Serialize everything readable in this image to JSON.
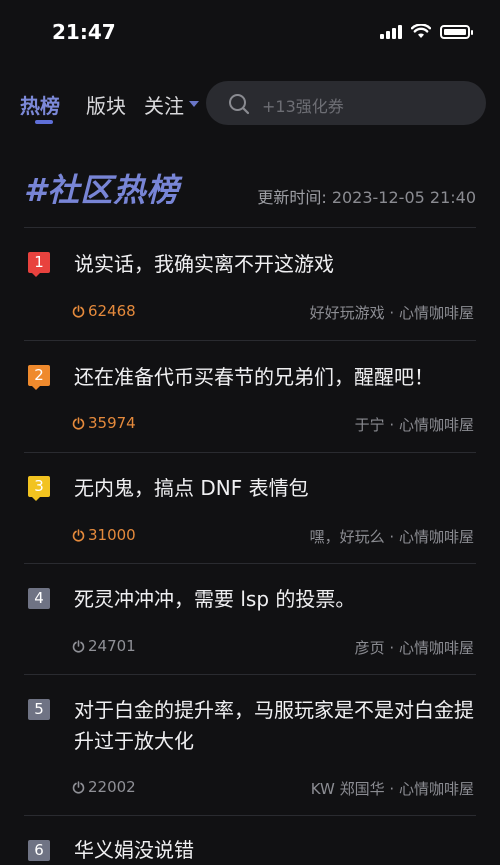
{
  "status": {
    "time": "21:47"
  },
  "tabs": [
    {
      "label": "热榜"
    },
    {
      "label": "版块"
    },
    {
      "label": "关注"
    }
  ],
  "search": {
    "placeholder": "+13强化券"
  },
  "header": {
    "title": "#社区热榜",
    "update_label": "更新时间:",
    "update_value": "2023-12-05 21:40"
  },
  "items": [
    {
      "rank": "1",
      "title": "说实话，我确实离不开这游戏",
      "heat": "62468",
      "author": "好好玩游戏",
      "sep": "·",
      "board": "心情咖啡屋"
    },
    {
      "rank": "2",
      "title": "还在准备代币买春节的兄弟们，醒醒吧！",
      "heat": "35974",
      "author": "于宁",
      "sep": "·",
      "board": "心情咖啡屋"
    },
    {
      "rank": "3",
      "title": "无内鬼，搞点 DNF 表情包",
      "heat": "31000",
      "author": "嘿，好玩么",
      "sep": "·",
      "board": "心情咖啡屋"
    },
    {
      "rank": "4",
      "title": "死灵冲冲冲，需要 lsp 的投票。",
      "heat": "24701",
      "author": "彦页",
      "sep": "·",
      "board": "心情咖啡屋"
    },
    {
      "rank": "5",
      "title": "对于白金的提升率，马服玩家是不是对白金提升过于放大化",
      "heat": "22002",
      "author": "KW 郑国华",
      "sep": "·",
      "board": "心情咖啡屋"
    },
    {
      "rank": "6",
      "title": "华义娟没说错"
    }
  ],
  "colors": {
    "accent": "#7885d6",
    "rank1": "#e8423e",
    "rank2": "#ef8a2d",
    "rank3": "#f2c320",
    "rank_default": "#6f7384",
    "heat_hot": "#e58a3c"
  }
}
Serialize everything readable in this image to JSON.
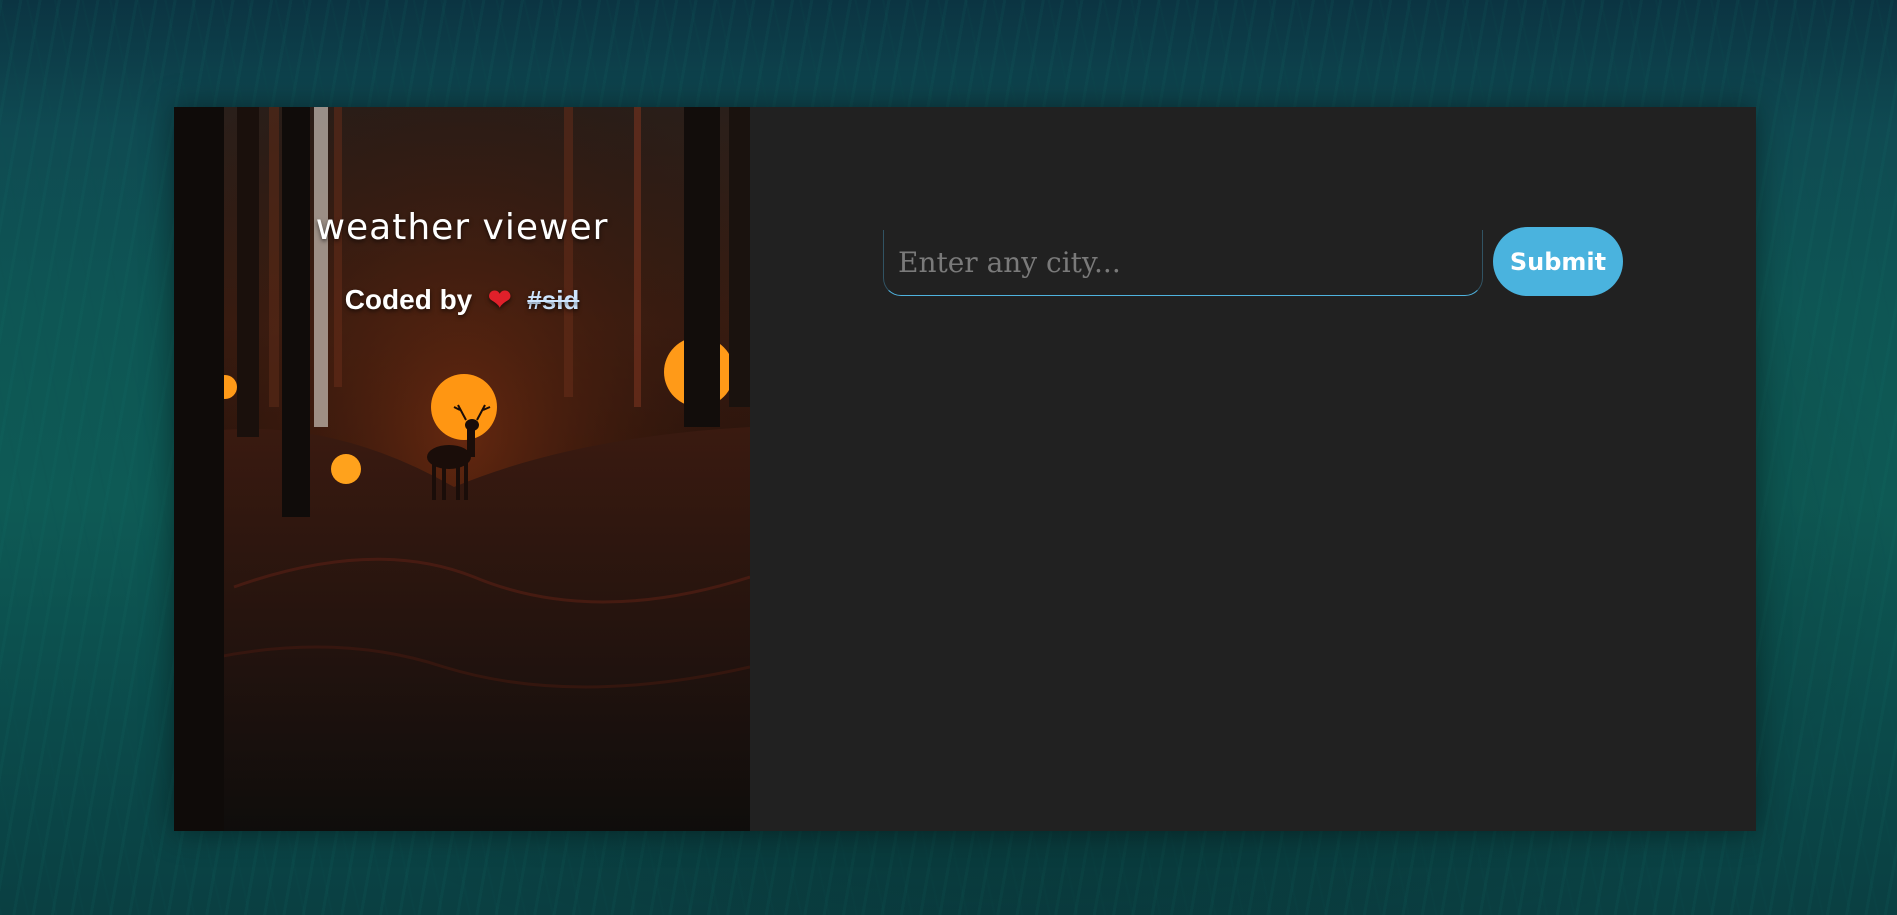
{
  "hero": {
    "title": "weather viewer",
    "credit_prefix": "Coded by",
    "credit_heart": "❤",
    "credit_handle": "#sid"
  },
  "search": {
    "placeholder": "Enter any city...",
    "value": "",
    "submit_label": "Submit"
  },
  "colors": {
    "accent": "#4ab3de",
    "panel": "#212121",
    "heart": "#e0202a"
  }
}
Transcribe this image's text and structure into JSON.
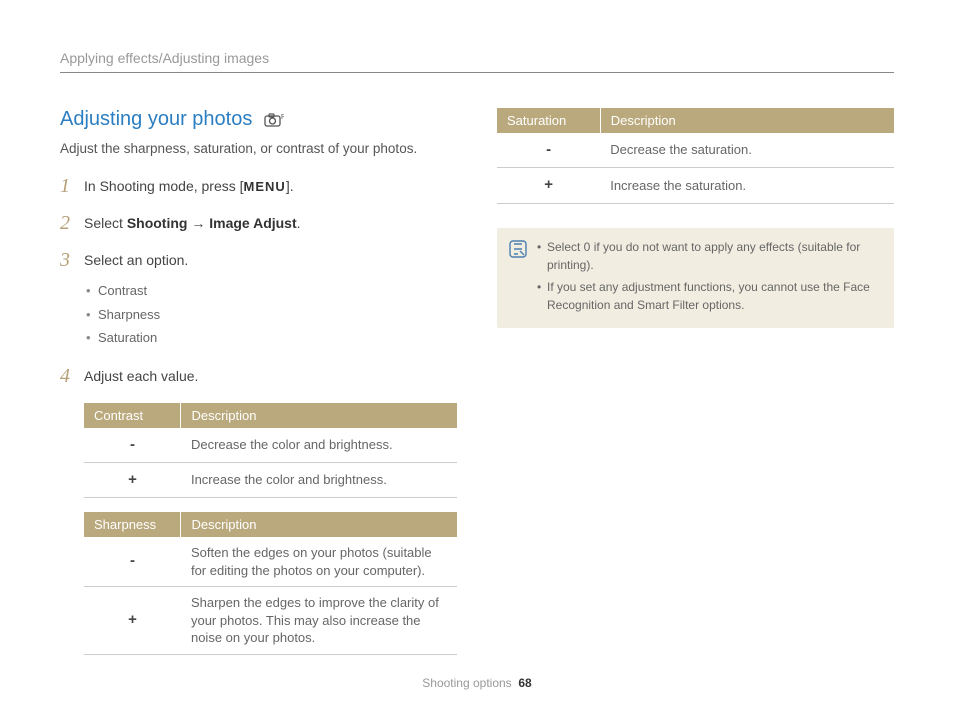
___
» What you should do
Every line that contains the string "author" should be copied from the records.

» Result for this exercise
      "author": "好好玩游戏",
      "author": "于宁",
      "author": "嘿，好玩么",
      "author": "彦页",
      "author": "KW 郑国华",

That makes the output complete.